Marwan Barghouti, convicted of terror attacks that killed five people and accused of orchestrating dozens of other shootings and suicide bombings, is evidently on Ramallah’s payroll:
Yet, in CNN’s report on the reinstatement of hundreds of millions of dollars in funding to the Palestinians, similar to the stories in The New York Times and Los Angeles Times, the Martyrs Fund is not even mentioned. Instead, the CNN piece merely describes Palestinian Authority Prime Minister Mohammed Shtayyeh as welcoming the US policy switch, expressing the hope it “could lead to renewed US efforts to try to resolve the conflict.”
News organizations’ apparent inability to effectively cover this story is supported by data.
Between April 7, the date of the White House announcement, and April 12, HonestReporting reviewed 79 articles produced on this topic by major media outlets (CNN, The New York Times, The Washington Post, The Los Angeles Times, MSN, MSNBC, NBC, and ABC). Only one of these stories mentions the Taylor Force Act, while a mere four items specifically explore the question of whether the White House may be violating US law.
In addition, just nine of the 79 stories make any reference to Palestinian terrorism.
The likelihood that this funding will help the Palestinian people live better lives, in a more democratic society, should be a matter of robust public debate.
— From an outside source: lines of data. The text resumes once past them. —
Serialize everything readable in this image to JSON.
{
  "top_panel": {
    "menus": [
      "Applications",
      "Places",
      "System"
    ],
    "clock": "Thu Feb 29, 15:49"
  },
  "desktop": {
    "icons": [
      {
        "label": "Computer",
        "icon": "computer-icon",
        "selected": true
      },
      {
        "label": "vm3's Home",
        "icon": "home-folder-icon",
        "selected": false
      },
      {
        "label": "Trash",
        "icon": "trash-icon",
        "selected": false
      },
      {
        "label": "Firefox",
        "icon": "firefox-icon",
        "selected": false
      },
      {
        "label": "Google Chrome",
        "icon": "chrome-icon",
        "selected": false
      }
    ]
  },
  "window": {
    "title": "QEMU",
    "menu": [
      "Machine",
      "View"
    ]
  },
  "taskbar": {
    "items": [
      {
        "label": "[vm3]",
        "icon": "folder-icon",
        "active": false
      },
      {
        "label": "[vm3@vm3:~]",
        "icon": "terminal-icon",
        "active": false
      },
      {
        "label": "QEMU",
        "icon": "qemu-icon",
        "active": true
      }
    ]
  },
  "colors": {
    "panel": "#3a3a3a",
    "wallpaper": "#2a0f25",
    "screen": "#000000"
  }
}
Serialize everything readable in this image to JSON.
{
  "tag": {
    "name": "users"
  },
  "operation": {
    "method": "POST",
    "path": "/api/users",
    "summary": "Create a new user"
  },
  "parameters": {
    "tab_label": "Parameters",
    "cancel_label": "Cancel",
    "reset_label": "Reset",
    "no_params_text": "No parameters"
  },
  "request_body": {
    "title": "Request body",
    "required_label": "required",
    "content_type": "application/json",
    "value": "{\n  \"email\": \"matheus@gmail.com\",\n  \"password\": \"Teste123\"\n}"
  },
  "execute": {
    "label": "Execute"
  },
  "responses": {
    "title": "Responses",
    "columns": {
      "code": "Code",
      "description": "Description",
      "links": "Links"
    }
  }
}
Instead, it appears that influential news organizations are opting to uncritically relay the Palestinian Authority’s response to the White House’s largesse:
The office of Palestinian President Mahmoud Abbas said in a statement that it “renewed its commitment to the two-state solution based on the foundations of international legitimacy, and its willingness to respond to any international efforts to reach this goal.”
The media have a profound responsibility to paint a full picture of every situation, given that in free societies, the press help shape public opinion. For example, it was American journalist Nicholas Kristof who drew massive attention to the genocide in Darfur in the early 2000s. And then there is the role of the media in the perception of the Vietnam War. Intense levels of news coverage correlated with shifts in public opinion regarding these conflicts.
Are today’s major news organizations up to the challenge of reporting the facts, providing crucial context, and questioning prevailing narratives?
The answers should be yes, yes, and yes when it comes to the Israeli-Palestinian conflict. The reality, however, is far different.
The author is a contributor to HonestReporting, where a version of this article first appeared.